### Task directions
Search the records for the word "only" and copy each line in which it appears.

********

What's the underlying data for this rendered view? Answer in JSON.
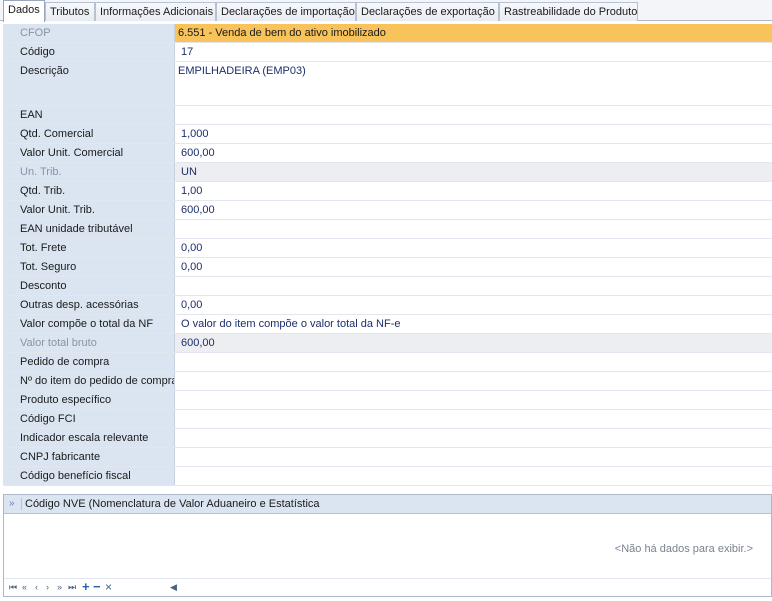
{
  "tabs": [
    {
      "label": "Dados"
    },
    {
      "label": "Tributos"
    },
    {
      "label": "Informações Adicionais"
    },
    {
      "label": "Declarações de importação"
    },
    {
      "label": "Declarações de exportação"
    },
    {
      "label": "Rastreabilidade do Produto"
    }
  ],
  "fields": [
    {
      "label": "CFOP",
      "value": "6.551 - Venda de bem do ativo imobilizado"
    },
    {
      "label": "Código",
      "value": "17"
    },
    {
      "label": "Descrição",
      "value": "EMPILHADEIRA (EMP03)"
    },
    {
      "label": "EAN",
      "value": ""
    },
    {
      "label": "Qtd. Comercial",
      "value": "1,000"
    },
    {
      "label": "Valor Unit. Comercial",
      "value": "600,00"
    },
    {
      "label": "Un. Trib.",
      "value": "UN"
    },
    {
      "label": "Qtd. Trib.",
      "value": "1,00"
    },
    {
      "label": "Valor Unit. Trib.",
      "value": "600,00"
    },
    {
      "label": "EAN unidade tributável",
      "value": ""
    },
    {
      "label": "Tot. Frete",
      "value": "0,00"
    },
    {
      "label": "Tot. Seguro",
      "value": "0,00"
    },
    {
      "label": "Desconto",
      "value": ""
    },
    {
      "label": "Outras desp. acessórias",
      "value": "0,00"
    },
    {
      "label": "Valor compõe o total da NF",
      "value": "O valor do item compõe o valor total da NF-e"
    },
    {
      "label": "Valor total bruto",
      "value": "600,00"
    },
    {
      "label": "Pedido de compra",
      "value": ""
    },
    {
      "label": "Nº do item do pedido de compra",
      "value": ""
    },
    {
      "label": "Produto específico",
      "value": ""
    },
    {
      "label": "Código FCI",
      "value": ""
    },
    {
      "label": "Indicador escala relevante",
      "value": ""
    },
    {
      "label": "CNPJ fabricante",
      "value": ""
    },
    {
      "label": "Código benefício fiscal",
      "value": ""
    }
  ],
  "required_marker": "*",
  "nve": {
    "expand_icon": "»",
    "title": "Código NVE (Nomenclatura de Valor Aduaneiro e Estatística",
    "empty_text": "<Não há dados para exibir.>"
  },
  "nav": {
    "first": "⏮",
    "prev_page": "«",
    "prev": "‹",
    "next": "›",
    "next_page": "»",
    "last": "⏭",
    "add": "+",
    "remove": "−",
    "cancel": "×",
    "scroll_left": "◀"
  },
  "colors": {
    "label_bg": "#dbe5f1",
    "highlight": "#f7c35a",
    "required": "#cc1a1a"
  }
}
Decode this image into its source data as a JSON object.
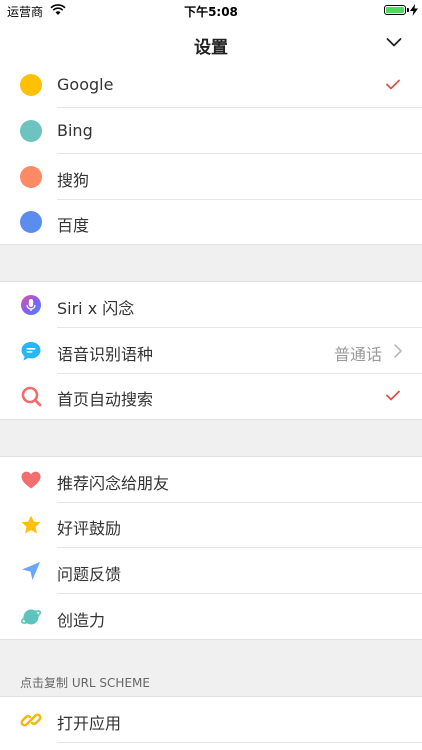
{
  "status_bar": {
    "carrier": "运营商",
    "time": "下午5:08",
    "battery_level": 1.0,
    "battery_color": "#4cd964"
  },
  "nav": {
    "title": "设置",
    "collapse_icon": "chevron-down-icon"
  },
  "search_engines": [
    {
      "label": "Google",
      "color": "#ffc107",
      "selected": true
    },
    {
      "label": "Bing",
      "color": "#6cc3bf",
      "selected": false
    },
    {
      "label": "搜狗",
      "color": "#ff8a65",
      "selected": false
    },
    {
      "label": "百度",
      "color": "#5b8def",
      "selected": false
    }
  ],
  "features": {
    "siri": {
      "label": "Siri x 闪念",
      "icon": "siri-icon"
    },
    "voice_language": {
      "label": "语音识别语种",
      "value": "普通话",
      "icon": "chat-bubble-icon"
    },
    "home_search": {
      "label": "首页自动搜索",
      "icon": "search-icon",
      "checked": true
    }
  },
  "social": [
    {
      "label": "推荐闪念给朋友",
      "icon": "heart-icon",
      "color": "#f26d6d"
    },
    {
      "label": "好评鼓励",
      "icon": "star-icon",
      "color": "#ffc107"
    },
    {
      "label": "问题反馈",
      "icon": "send-icon",
      "color": "#6aa7f7"
    },
    {
      "label": "创造力",
      "icon": "planet-icon",
      "color": "#5cc4bd"
    }
  ],
  "url_scheme": {
    "header": "点击复制 URL SCHEME",
    "items": [
      {
        "label": "打开应用",
        "icon": "link-icon",
        "color": "#f5b800"
      }
    ]
  },
  "accent_color": "#d9534f"
}
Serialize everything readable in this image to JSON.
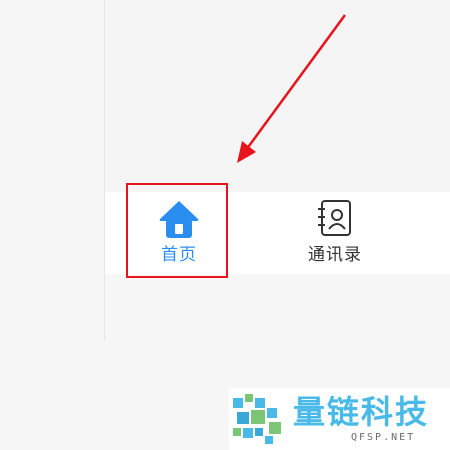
{
  "tab_bar": {
    "tabs": [
      {
        "label": "首页",
        "icon": "home-icon",
        "active": true,
        "color": "#2a8ef0"
      },
      {
        "label": "通讯录",
        "icon": "contacts-book-icon",
        "active": false,
        "color": "#333333"
      }
    ]
  },
  "annotation": {
    "highlight_color": "#e8141c",
    "arrow_color": "#e8141c"
  },
  "watermark": {
    "name": "量链科技",
    "url": "QFSP.NET",
    "logo_icon": "qfsp-logo-icon",
    "accent_color": "#49b9e8"
  }
}
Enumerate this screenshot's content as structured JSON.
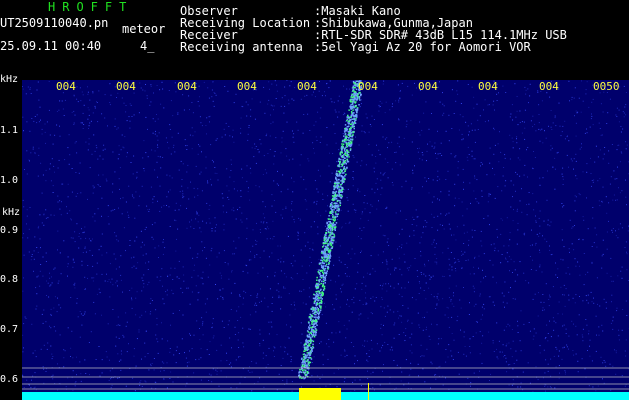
{
  "app": {
    "title": "HROFFT"
  },
  "file": {
    "name": "UT2509110040.pn",
    "tag": "meteor",
    "datetime": "25.09.11 00:40",
    "count": "4_"
  },
  "meta": {
    "labels": [
      "Observer",
      "Receiving Location",
      "Receiver",
      "Receiving antenna"
    ],
    "values": [
      ":Masaki Kano",
      ":Shibukawa,Gunma,Japan",
      ":RTL-SDR SDR# 43dB L15 114.1MHz USB",
      ":5el Yagi Az 20 for Aomori VOR"
    ]
  },
  "chart_data": {
    "type": "heatmap",
    "title": "",
    "ylabel": "kHz",
    "yticks": [
      "1.1",
      "1.0",
      "0.9",
      "0.8",
      "0.7",
      "0.6"
    ],
    "xticks": [
      "004",
      "004",
      "004",
      "004",
      "004",
      "004",
      "004",
      "004",
      "004",
      "0050"
    ],
    "ylim": [
      0.58,
      1.19
    ],
    "colors": {
      "background": "#00006c",
      "noise": "#3a4dff",
      "signal": "#40ff80",
      "baseline": "#00ffff",
      "burst": "#ffff00",
      "ticks": "#ffff40"
    }
  }
}
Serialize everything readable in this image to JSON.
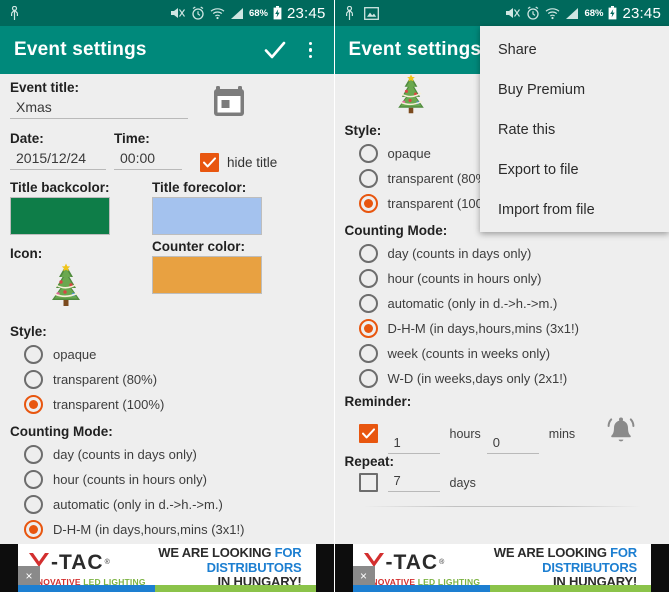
{
  "status_bar": {
    "time": "23:45",
    "battery_percent": "68%",
    "icons_left_panel": [
      "usb-icon"
    ],
    "icons_right_panel": [
      "usb-icon",
      "image-icon"
    ],
    "icons_right": [
      "mute-icon",
      "alarm-icon",
      "wifi-icon",
      "signal-icon",
      "battery-charging-icon"
    ]
  },
  "toolbar": {
    "title": "Event settings",
    "confirm_icon": "check-icon",
    "overflow_icon": "kebab-menu-icon"
  },
  "form": {
    "event_title_label": "Event title:",
    "event_title_value": "Xmas",
    "calendar_icon": "calendar-icon",
    "date_label": "Date:",
    "date_value": "2015/12/24",
    "time_label": "Time:",
    "time_value": "00:00",
    "hide_title_label": "hide title",
    "hide_title_checked": true,
    "title_backcolor_label": "Title backcolor:",
    "title_backcolor": "#0e7d48",
    "title_forecolor_label": "Title forecolor:",
    "title_forecolor": "#a4c2ee",
    "counter_color_label": "Counter color:",
    "counter_color": "#e8a141",
    "icon_label": "Icon:",
    "icon_value": "christmas-tree-icon",
    "style_label": "Style:",
    "style_options": [
      {
        "label": "opaque",
        "selected": false
      },
      {
        "label": "transparent (80%)",
        "selected": false
      },
      {
        "label": "transparent (100%)",
        "selected": true
      }
    ],
    "counting_mode_label": "Counting Mode:",
    "counting_mode_options": [
      {
        "label": "day (counts in days only)",
        "selected": false
      },
      {
        "label": "hour (counts in hours only)",
        "selected": false
      },
      {
        "label": "automatic (only in d.->h.->m.)",
        "selected": false
      },
      {
        "label": "D-H-M (in days,hours,mins (3x1!)",
        "selected": true
      },
      {
        "label": "week (counts in weeks only)",
        "selected": false
      },
      {
        "label": "W-D (in weeks,days only (2x1!)",
        "selected": false
      }
    ],
    "reminder_label": "Reminder:",
    "reminder_checked": true,
    "reminder_hours": "1",
    "reminder_hours_unit": "hours",
    "reminder_mins": "0",
    "reminder_mins_unit": "mins",
    "reminder_bell_icon": "bell-ringing-icon",
    "repeat_label": "Repeat:",
    "repeat_checked": false,
    "repeat_days": "7",
    "repeat_unit": "days"
  },
  "overflow_menu": {
    "items": [
      "Share",
      "Buy Premium",
      "Rate this",
      "Export to file",
      "Import from file"
    ]
  },
  "ad": {
    "brand": "-TAC",
    "brand_mark": "V",
    "registered": "®",
    "tagline_red": "INNOVATIVE ",
    "tagline_green": "LED LIGHTING",
    "line1_plain": "WE ARE LOOKING ",
    "line1_blue": "FOR DISTRIBUTORS",
    "line2": "IN HUNGARY!",
    "close_label": "×",
    "accent_blue": "#1d7fd1",
    "accent_green": "#8bc34a",
    "accent_red": "#d32f2f"
  },
  "theme": {
    "statusbar_color": "#00695c",
    "toolbar_color": "#00897b",
    "accent_orange": "#e8560f",
    "page_background": "#eeeeee"
  }
}
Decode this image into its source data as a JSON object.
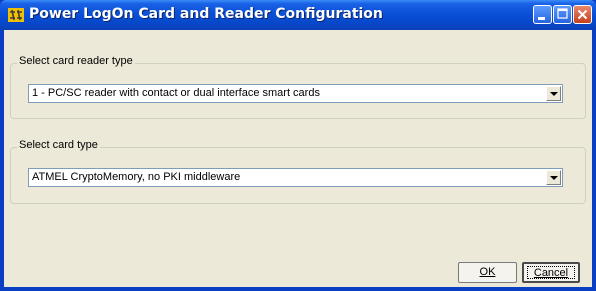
{
  "window": {
    "title": "Power LogOn Card and Reader Configuration",
    "controls": [
      "minimize-icon",
      "maximize-icon",
      "close-icon"
    ]
  },
  "reader_group": {
    "label": "Select card reader type",
    "selected": "1 - PC/SC reader with contact or dual interface smart cards"
  },
  "card_group": {
    "label": "Select card type",
    "selected": "ATMEL CryptoMemory, no PKI middleware"
  },
  "buttons": {
    "ok": "OK",
    "cancel": "Cancel"
  },
  "colors": {
    "titlebar": "#0a50d8",
    "client": "#ece9d8",
    "close": "#c5401f"
  }
}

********

### Response below
        "label": "day (counts in days only)",
        "label": "hour (counts in hours only)",
        "label": "automatic (only in d.->h.->m.)",
        "label": "week (counts in weeks only)",
        "label": "W-D (in weeks,days only (2x1!)",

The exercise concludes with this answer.